If you’re looking to travel the world on a budget, then collecting points and miles can be a good way to reduce your costs. Surprisingly this can be true even if you’re not a frequent flyer or regular hotel guest.
Points and miles schemes effectively provide an opportunity to build up travel credit, sometimes with specific brands (e.g. Hilton Honors points) and sometimes with the potential to transfer across multiple partners (e.g. American Express reward points). You collect points/miles, on spending and/or travel bookings, and once you have enough, you can then exchange them for reward flights or hotel nights. However, there are a lot of different schemes, with different set ups, which can make it seem complicated, and depending how you redeem points their value can vary significantly.
Here are some quick beginners tips for earning and redeeming points to use for travel…
Tips for Earning Points
1) Find a good rewards card and earn points on your everyday spending.
This is my favourite way to earn points, because it doesn’t have to cost you anything more than your usual spending. With a reward credit card, you earn points for every £ spent and often a decent points bonus on top, for meeting a spend target. As long as this spend target is consistent with what you’d normally spend anyway, then you’ll get points for just putting your money through a different card. Schemes with current UK rewards cards include American Express Rewards, Avios, Starwood Preferred Guest, IHG and Nectar.
For me, the best reward credit cards are those which allow you the flexibility to transfer points to multiple partners. In the UK, the cards with the most flexible points are American Express membership cards – and that’s where I started my point collecting. With the exception of IHG, Amex points can be transferred to all of the schemes listed above. It’s also worth noting that you can earn bonuses on more than one card, and these bonuses can be quite attractive. So often people will apply for additional cards to earn one bonus after another – some caution should be applied in relation to the potential impact on credit ratings though. My advice would be to start with one card and aim to earn a flight or hotel stay and then learn about the points systems as you go.
A good example of a point earning card is the American Express Preferred Rewards Gold Credit Card, which you can read my post about here. With this card you can earn over 20,000 points on the first £2,000 you spend – which can be worth as much as £200 in flights or hotel stays.

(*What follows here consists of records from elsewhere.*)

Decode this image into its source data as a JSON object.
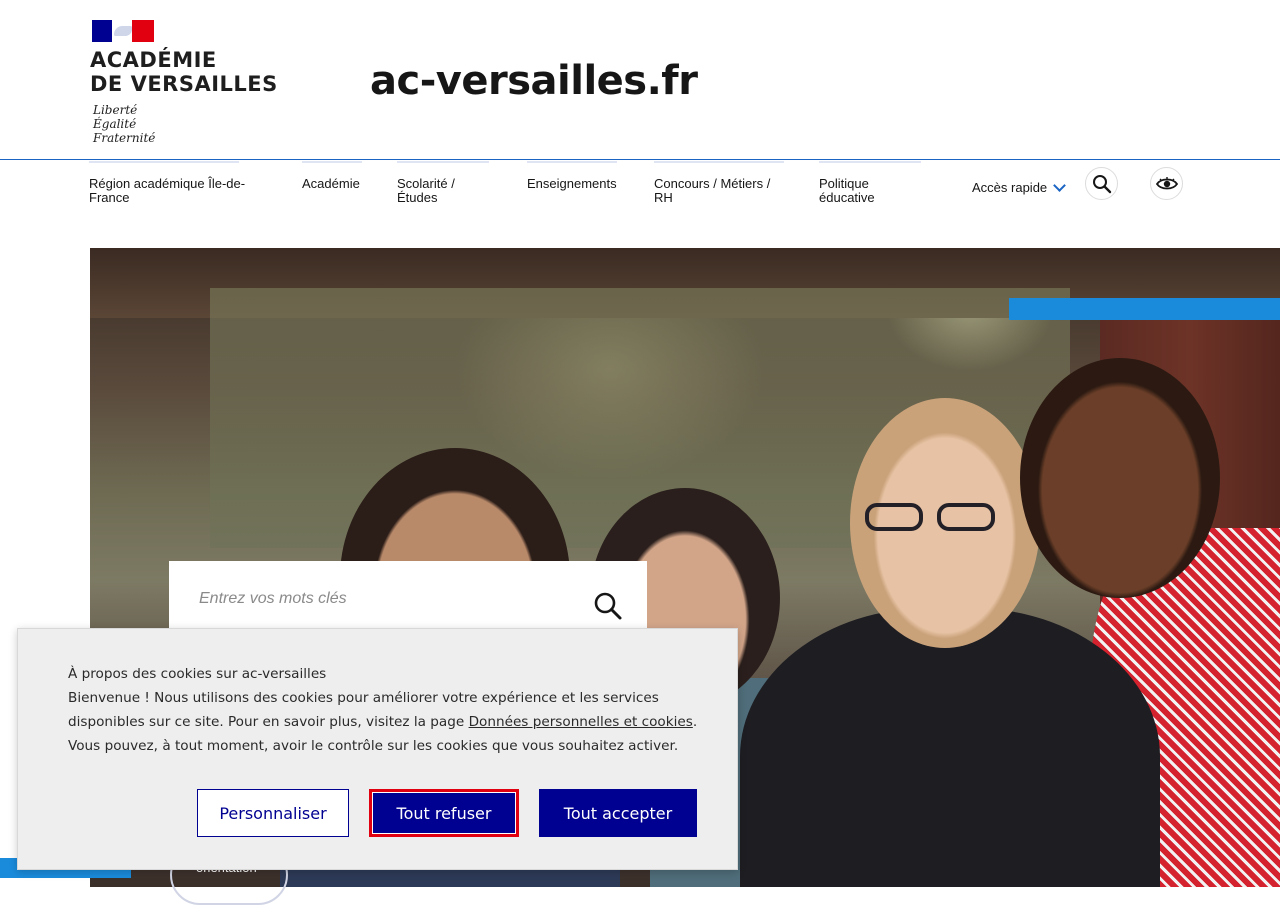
{
  "header": {
    "logo": {
      "line1": "ACADÉMIE",
      "line2": "DE VERSAILLES",
      "motto": [
        "Liberté",
        "Égalité",
        "Fraternité"
      ]
    },
    "site_title": "ac-versailles.fr"
  },
  "nav": {
    "items": [
      {
        "label": "Région académique Île-de-France"
      },
      {
        "label": "Académie"
      },
      {
        "label": "Scolarité / Études"
      },
      {
        "label": "Enseignements"
      },
      {
        "label": "Concours / Métiers / RH"
      },
      {
        "label": "Politique éducative"
      }
    ],
    "quick_access": "Accès rapide",
    "search_icon": "search-icon",
    "accessibility_icon": "eye-icon"
  },
  "search": {
    "placeholder": "Entrez vos mots clés"
  },
  "hero": {
    "orientation_label": "orientation"
  },
  "cookie_banner": {
    "title": "À propos des cookies sur ac-versailles",
    "body_before_link": "Bienvenue ! Nous utilisons des cookies pour améliorer votre expérience et les services disponibles sur ce site. Pour en savoir plus, visitez la page ",
    "link_text": "Données personnelles et cookies",
    "body_after_link": ". Vous pouvez, à tout moment, avoir le contrôle sur les cookies que vous souhaitez activer.",
    "buttons": {
      "customize": "Personnaliser",
      "refuse_all": "Tout refuser",
      "accept_all": "Tout accepter"
    }
  },
  "colors": {
    "primary": "#000091",
    "accent_blue": "#1a8bdb",
    "focus_red": "#e1000f",
    "banner_bg": "#eeeeee"
  }
}
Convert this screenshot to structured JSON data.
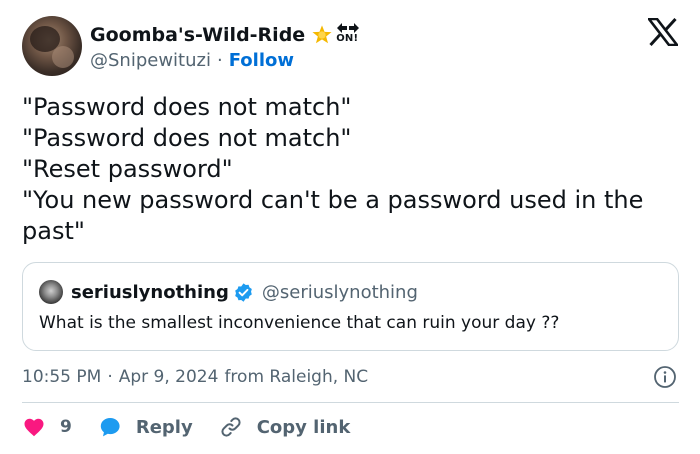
{
  "author": {
    "display_name": "Goomba's-Wild-Ride",
    "handle": "@Snipewituzi",
    "separator": "·",
    "follow_label": "Follow",
    "badge_text": "ON!"
  },
  "tweet": {
    "lines": [
      "\"Password does not match\"",
      "\"Password does not match\"",
      "\"Reset password\"",
      "\"You new password can't be a password used in the past\""
    ]
  },
  "quote": {
    "display_name": "seriuslynothing",
    "handle": "@seriuslynothing",
    "text": "What is the smallest inconvenience that can ruin your day ??"
  },
  "meta": {
    "time": "10:55 PM",
    "separator": "·",
    "date": "Apr 9, 2024",
    "location": "from Raleigh, NC"
  },
  "actions": {
    "like_count": "9",
    "reply_label": "Reply",
    "copy_label": "Copy link"
  },
  "colors": {
    "like": "#f91880",
    "reply": "#1d9bf0",
    "verified": "#1d9bf0",
    "follow": "#006fd6",
    "star": "#f5b800"
  },
  "icons": [
    "star-icon",
    "arrows-icon",
    "x-logo-icon",
    "verified-icon",
    "info-icon",
    "heart-icon",
    "reply-bubble-icon",
    "link-icon"
  ]
}
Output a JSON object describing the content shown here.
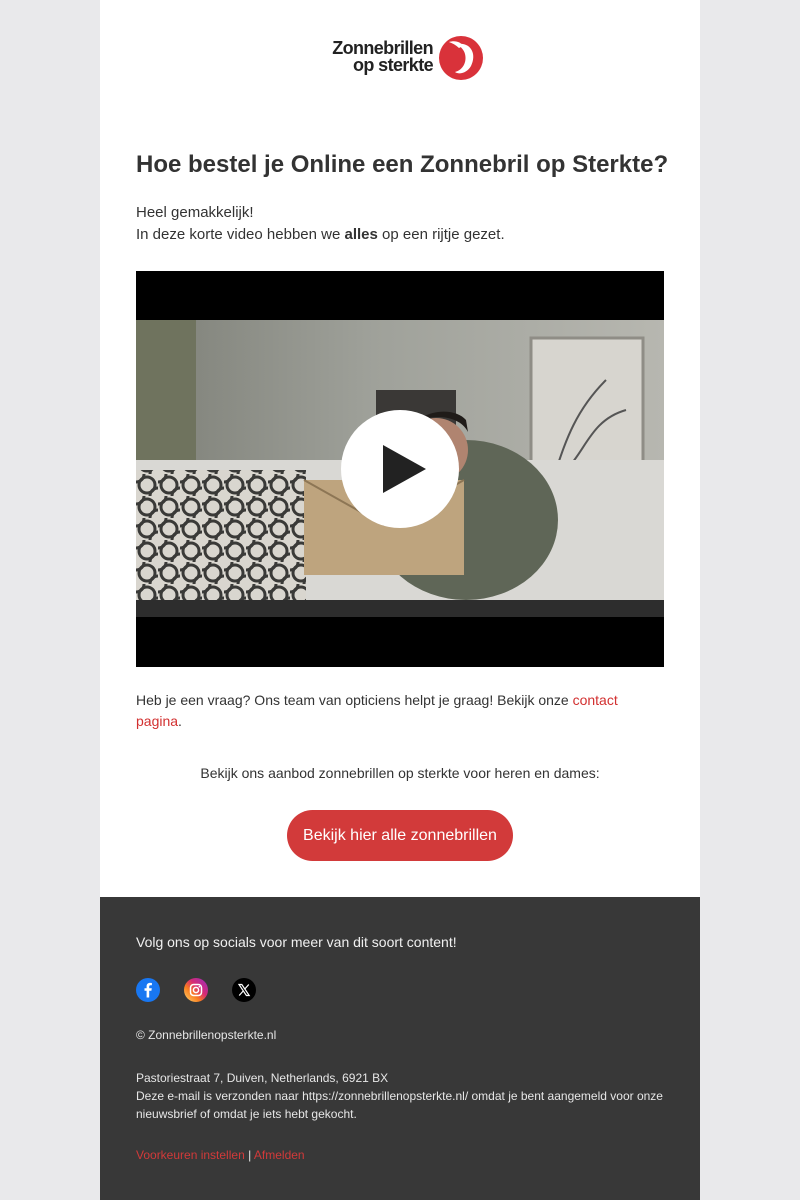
{
  "logo": {
    "line1": "Zonnebrillen",
    "line2": "op sterkte",
    "brand_color": "#d9323a"
  },
  "heading": "Hoe bestel je Online een Zonnebril op Sterkte?",
  "intro": {
    "line1": "Heel gemakkelijk!",
    "line2_before": "In deze korte video hebben we ",
    "line2_bold": "alles",
    "line2_after": " op een rijtje gezet."
  },
  "video": {
    "play_icon": "play-icon"
  },
  "question": {
    "text": "Heb je een vraag? Ons team van opticiens helpt je graag! Bekijk onze ",
    "link": "contact pagina",
    "after": "."
  },
  "offer_text": "Bekijk ons aanbod zonnebrillen op sterkte voor heren en dames:",
  "cta_label": "Bekijk hier alle zonnebrillen",
  "footer": {
    "follow_text": "Volg ons op socials voor meer van dit soort content!",
    "socials": [
      "facebook-icon",
      "instagram-icon",
      "x-icon"
    ],
    "copyright": "© Zonnebrillenopsterkte.nl",
    "address": "Pastoriestraat 7, Duiven, Netherlands, 6921 BX",
    "notice": "Deze e-mail is verzonden naar https://zonnebrillenopsterkte.nl/ omdat je bent aangemeld voor onze nieuwsbrief of omdat je iets hebt gekocht.",
    "preferences_link": "Voorkeuren instellen",
    "separator": "|",
    "unsubscribe_link": "Afmelden"
  },
  "colors": {
    "accent": "#d23a3a",
    "footer_bg": "#383838",
    "page_bg": "#e9e9eb"
  }
}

It is also important to remember to pay your statement in full each month if you’re using a reward credit card – otherwise the interest you pay will likely outweigh the benefit of the rewards you earn.
What can you get with 20,000 American Express points?